Massachusetts Medical Society: Learn about Safe Storage and Disposal

Learn about Safe Storage and Disposal

Medication Storage and Medication Disposal from the MMS

Many people who abuse prescription drugs get them from friends and family. You can play an important role in keeping addictive and or potentially harmful medicines from falling into the wrong hands.  Never share prescription medication. Make sure other people don’t have access to your medicine by following these steps.

Step 1: Monitor

  • Start by taking note of how many pills are in each of your prescription bottles or pill packets.
  • Keep track of your refills. This goes for your own medicine, as well as for other members of the household. If you find you need to refill your medicine more often than expected, that could indicate a problem.
  • If your teen has been prescribed a medication, be sure you control the medicine, monitor dosages and refills. You need to be especially vigilant with medicines like opioids that are known to be addictive, potentially harmful or commonly misused by teens.
  • Make sure your friends and relatives — especially grandparents — are also aware of the risks. Encourage them to regularly monitor their own medicines.
  • If there are other households your teen has access to, talk to those families as well about the importance of monitoring and safeguarding their medications

Step 2: Secure

  • Approach securing your prescriptions the same way you would other valuables in your home, like jewelry or cash. There’s no shame in helping protect those items and the same holds true for your medicine.
  • Take prescription medicine out of the medicine cabinet and secure them in a place only you know about.
  • If possible, keep all medicines, both prescription and over-the-counter, in a safe place, such as a locked cabinet.
  • Tell relatives, especially grandparents, to lock their medicine or keep them in a safe place.
  • Talk to the parents of your teenager’s friends. Encourage them to secure their prescriptions as well.

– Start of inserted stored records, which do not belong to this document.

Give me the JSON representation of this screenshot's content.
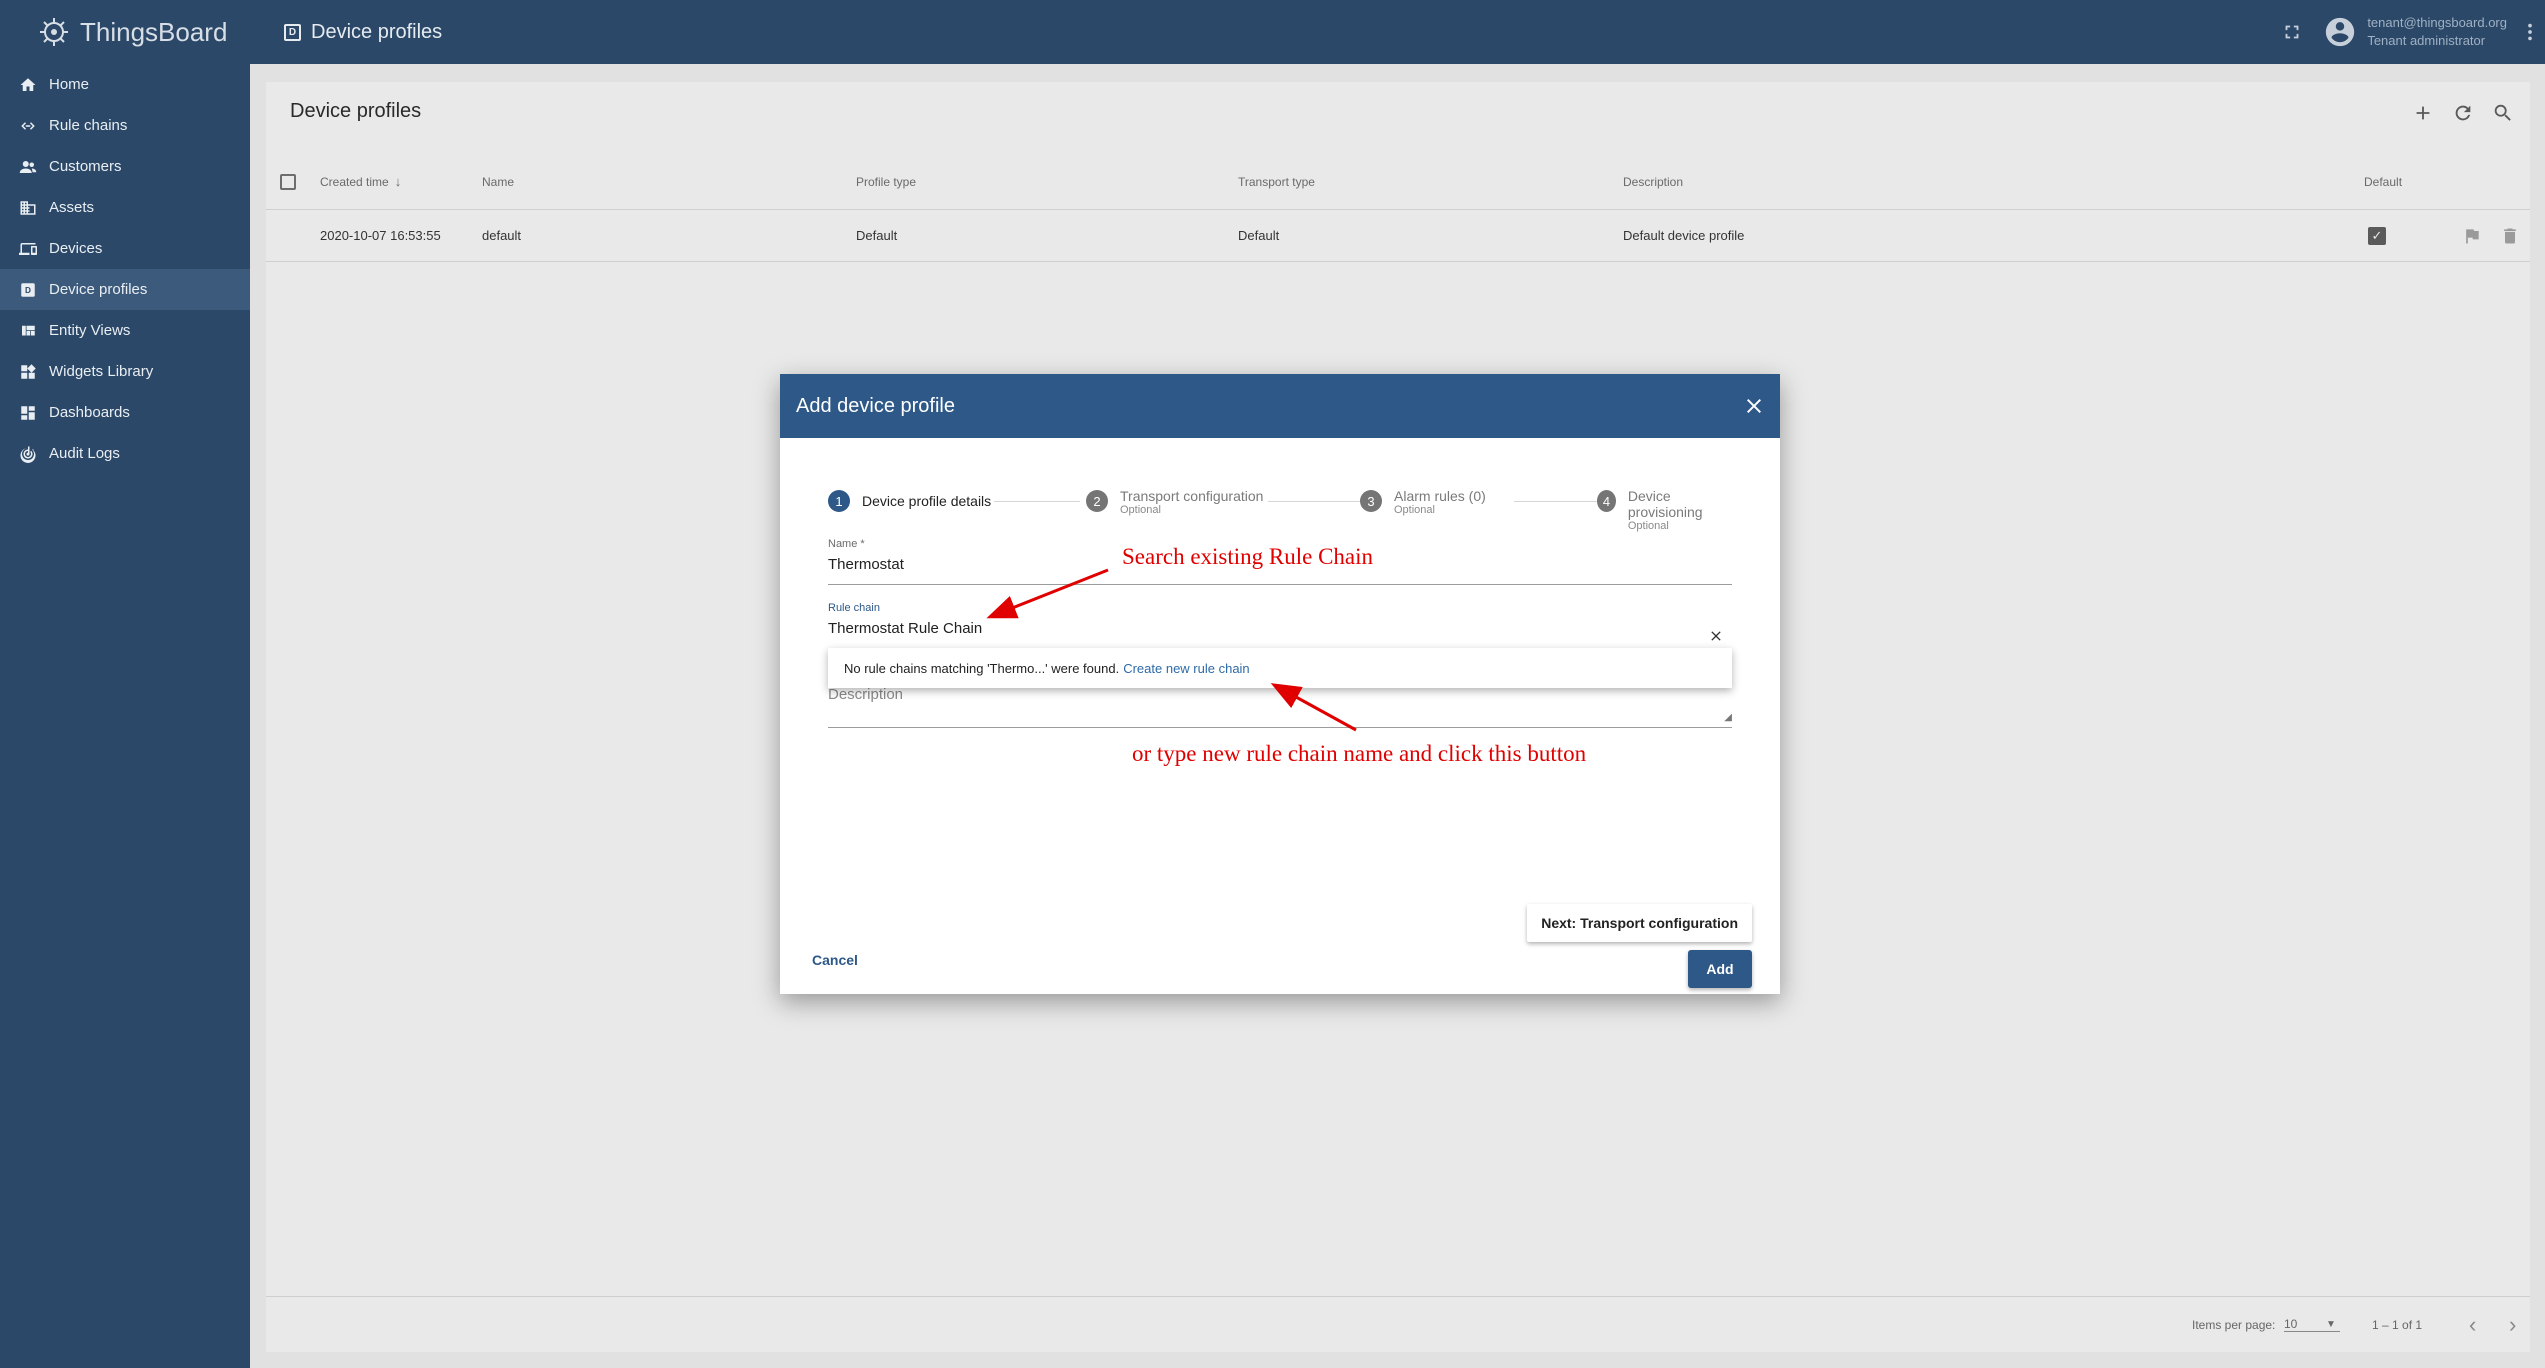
{
  "app": {
    "logo_text": "ThingsBoard"
  },
  "sidebar": {
    "items": [
      {
        "label": "Home",
        "icon": "home-icon"
      },
      {
        "label": "Rule chains",
        "icon": "code-arrows-icon"
      },
      {
        "label": "Customers",
        "icon": "people-icon"
      },
      {
        "label": "Assets",
        "icon": "domain-icon"
      },
      {
        "label": "Devices",
        "icon": "devices-icon"
      },
      {
        "label": "Device profiles",
        "icon": "device-profile-icon",
        "active": true
      },
      {
        "label": "Entity Views",
        "icon": "view-quilt-icon"
      },
      {
        "label": "Widgets Library",
        "icon": "widgets-icon"
      },
      {
        "label": "Dashboards",
        "icon": "dashboard-icon"
      },
      {
        "label": "Audit Logs",
        "icon": "track-changes-icon"
      }
    ]
  },
  "topbar": {
    "title": "Device profiles",
    "user_email": "tenant@thingsboard.org",
    "user_role": "Tenant administrator"
  },
  "card": {
    "title": "Device profiles",
    "columns": {
      "created_time": "Created time",
      "name": "Name",
      "profile_type": "Profile type",
      "transport_type": "Transport type",
      "description": "Description",
      "default": "Default"
    },
    "rows": [
      {
        "created_time": "2020-10-07 16:53:55",
        "name": "default",
        "profile_type": "Default",
        "transport_type": "Default",
        "description": "Default device profile",
        "default": true
      }
    ],
    "paginator": {
      "items_per_page_label": "Items per page:",
      "items_per_page": "10",
      "range": "1 – 1 of 1"
    }
  },
  "dialog": {
    "title": "Add device profile",
    "steps": [
      {
        "num": "1",
        "label": "Device profile details",
        "sub": ""
      },
      {
        "num": "2",
        "label": "Transport configuration",
        "sub": "Optional"
      },
      {
        "num": "3",
        "label": "Alarm rules (0)",
        "sub": "Optional"
      },
      {
        "num": "4",
        "label": "Device provisioning",
        "sub": "Optional"
      }
    ],
    "name_label": "Name *",
    "name_value": "Thermostat",
    "rule_chain_label": "Rule chain",
    "rule_chain_value": "Thermostat Rule Chain",
    "dropdown_text": "No rule chains matching 'Thermo...' were found.",
    "dropdown_link": "Create new rule chain",
    "description_placeholder": "Description",
    "next_button": "Next: Transport configuration",
    "cancel_button": "Cancel",
    "add_button": "Add"
  },
  "annotations": {
    "search": "Search existing Rule Chain",
    "create": "or type new rule chain name and click this button",
    "color": "#e00000"
  }
}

Step 3: Dispose

  • Take an inventory of all of the medicine in your home. Discard expired or unused medicine – both prescription and over the counter medicines. Leftover pills are an attractive target for people who misuse prescription drugs.

  • A drug that worked for you could be harmful to someone else. Doctors prescribe drugs based on a person’s specific symptoms and medical history. 
  • A medicine that worked for you in the past may not work for you in the future, even if you have similar symptoms. It could even be harmful.

  • Some people may try to retrieve discarded prescription medicine from the trash. To help prevent this from happening, mix the medicine with an undesirable substance, such as used coffee grounds or kitty litter. Put the mixture into an empty can or bag and discard.
  • Unless the directions on the packaging say otherwise, do not flush medicine down the drain or toilet.
  • Remove any personal, identifiable information from prescription bottles or pill packages before you throw them away. This protects your family’s privacy, and prevents unauthorized refills.

Disposal Resources

Some communities have drop boxes where you can bring unused or expired medicines. Many of them are at local police stations.

Safe Storage and Disposal of Medicines Instructions

Sharps Disposal

How to Safely Dispose of Sharps  

Where to Dispose of Sharps

Boston Health Commission: Needle and Syringe Safe Disposal Fact Sheet

Proper Use, Care and Disposal of Needles and Syringes  

Share on Facebook
270005MS_CARE_RR_300x250_0623_FINAL2 (1)

Find a Physician  

Three DoctorsSearch for Massachusetts Medical Society physicians by specialty or locality.

Find a Physician »

Facebook logoLinkedInYouTube logoInstagram

Copyright © 2023. Massachusetts Medical Society, 860 Winter Street, Waltham Woods Corporate Center, Waltham, MA 02451-1411

(781) 893-4610 | (781) 893-3800 | Member Information Hotline: (800) 322-2303 x7311